Very well put. I'll have to give this some thought. I don't want to return to the days of crazy bonuses to everything, but you have a good point. To me a lot of this stems from the idea that your ability score modifier can represent some training while proficiency is there for addition training and practice, etc. I agree that some skills simply don't work if you don't have training in them.The basic premise behind Bounded Accuracy is that anyone can attempt any task, and a bonus can only help you. (As contrasted with 3E, where you had a minimum bonus required before you could even participate.)
The fundamental flaw behind Bounded Accuracy is that a world where anyone can do anything would be silly. As an example, consider the manacles in the equipment section, which require a DC 20 check to slip or break. What good would manacles be if anyone with at-least-average Strength or Dexterity could escape them? The average person should have significantly less than 5% chance of escaping manacles, or else nobody would bother with them. Really, you should need significantly above-average ability in order to defeat them, if anyone is to consider them reliable enough to use. My chance of slipping manacles, or climbing a wall, or crafting a sword, really should be zero; I would need significant training before I could even begin to try.
The other major issue with Bounded Accuracy is that you can't represent the most common types of tasks - the ones that would be routine for a qualified person, but nearly impossible for an unqualified one. When it comes to picking a lock or identifying a spell or playing an instrument, you should have very close to a 100% chance of succeeding if you know what you're doing, and very close to a 0% chance of succeeding if you don't know what you're doing. If you know how to play the flute at all, then you should be able to play the simplest possible song (whether that's DC 5 or DC 10) whenever you try; but minimal training is only a +2 bonus, so even if you have an 85% chance of success, then someone who has never learned how to play the flute is still guaranteed a 75% chance of success. (Which is ridiculous.)

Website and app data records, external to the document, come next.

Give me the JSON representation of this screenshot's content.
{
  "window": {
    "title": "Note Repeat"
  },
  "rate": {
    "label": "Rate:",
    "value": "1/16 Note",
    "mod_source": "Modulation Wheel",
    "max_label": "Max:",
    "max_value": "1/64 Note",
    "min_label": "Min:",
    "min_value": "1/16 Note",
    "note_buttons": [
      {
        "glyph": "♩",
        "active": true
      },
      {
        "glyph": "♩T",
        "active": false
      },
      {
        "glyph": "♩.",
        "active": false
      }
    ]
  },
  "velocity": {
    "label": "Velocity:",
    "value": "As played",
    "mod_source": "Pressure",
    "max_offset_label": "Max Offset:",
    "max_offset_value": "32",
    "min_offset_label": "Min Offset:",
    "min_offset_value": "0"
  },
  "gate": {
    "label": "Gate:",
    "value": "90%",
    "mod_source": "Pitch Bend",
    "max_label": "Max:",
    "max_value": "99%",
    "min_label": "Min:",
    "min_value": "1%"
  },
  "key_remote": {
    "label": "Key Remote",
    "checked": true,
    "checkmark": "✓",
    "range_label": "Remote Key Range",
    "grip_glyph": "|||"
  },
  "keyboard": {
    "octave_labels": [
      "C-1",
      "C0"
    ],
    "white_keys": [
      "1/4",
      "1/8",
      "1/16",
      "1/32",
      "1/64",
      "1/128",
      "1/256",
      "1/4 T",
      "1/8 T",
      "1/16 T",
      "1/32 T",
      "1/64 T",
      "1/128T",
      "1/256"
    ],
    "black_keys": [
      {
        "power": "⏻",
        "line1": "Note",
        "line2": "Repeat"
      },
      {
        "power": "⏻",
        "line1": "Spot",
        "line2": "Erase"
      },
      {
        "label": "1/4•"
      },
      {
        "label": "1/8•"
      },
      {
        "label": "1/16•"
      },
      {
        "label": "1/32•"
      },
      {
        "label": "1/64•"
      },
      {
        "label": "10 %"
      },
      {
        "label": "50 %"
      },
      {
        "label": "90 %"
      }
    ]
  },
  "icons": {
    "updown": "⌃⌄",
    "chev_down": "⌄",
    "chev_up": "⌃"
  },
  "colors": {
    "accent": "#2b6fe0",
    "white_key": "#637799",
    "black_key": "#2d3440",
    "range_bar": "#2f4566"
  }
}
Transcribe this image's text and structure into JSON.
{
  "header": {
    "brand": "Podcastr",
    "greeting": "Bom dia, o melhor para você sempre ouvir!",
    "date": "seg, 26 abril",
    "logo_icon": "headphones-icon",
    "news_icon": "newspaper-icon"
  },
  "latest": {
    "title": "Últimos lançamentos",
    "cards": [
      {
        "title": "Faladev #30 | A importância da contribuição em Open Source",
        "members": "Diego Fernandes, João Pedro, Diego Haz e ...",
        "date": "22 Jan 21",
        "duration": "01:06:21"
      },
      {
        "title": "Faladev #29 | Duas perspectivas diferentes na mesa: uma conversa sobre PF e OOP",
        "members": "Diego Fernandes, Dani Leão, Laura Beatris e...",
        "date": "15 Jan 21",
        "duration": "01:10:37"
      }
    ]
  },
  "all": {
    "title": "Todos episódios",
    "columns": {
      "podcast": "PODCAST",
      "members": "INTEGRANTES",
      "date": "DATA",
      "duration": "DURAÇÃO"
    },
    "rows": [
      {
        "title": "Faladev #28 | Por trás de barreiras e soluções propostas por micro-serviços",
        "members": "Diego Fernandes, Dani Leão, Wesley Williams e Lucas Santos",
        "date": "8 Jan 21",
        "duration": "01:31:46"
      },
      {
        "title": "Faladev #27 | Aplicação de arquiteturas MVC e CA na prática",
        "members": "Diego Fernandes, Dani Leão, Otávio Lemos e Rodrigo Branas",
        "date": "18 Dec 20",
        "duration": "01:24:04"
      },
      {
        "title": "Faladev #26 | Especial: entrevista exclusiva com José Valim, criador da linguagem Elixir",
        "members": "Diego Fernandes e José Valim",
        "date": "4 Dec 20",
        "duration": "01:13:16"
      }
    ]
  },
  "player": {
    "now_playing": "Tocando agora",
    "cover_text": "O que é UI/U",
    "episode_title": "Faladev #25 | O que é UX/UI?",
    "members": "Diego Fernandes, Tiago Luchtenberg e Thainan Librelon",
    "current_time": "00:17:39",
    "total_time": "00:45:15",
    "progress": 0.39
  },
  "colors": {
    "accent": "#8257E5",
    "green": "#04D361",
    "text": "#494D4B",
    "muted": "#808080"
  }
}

The difference between trained an untrained should be somewhere in the +10 to +20 range, in order for the world to make sense at all, but that's fundamentally at odds with the concept of Bounded Accuracy.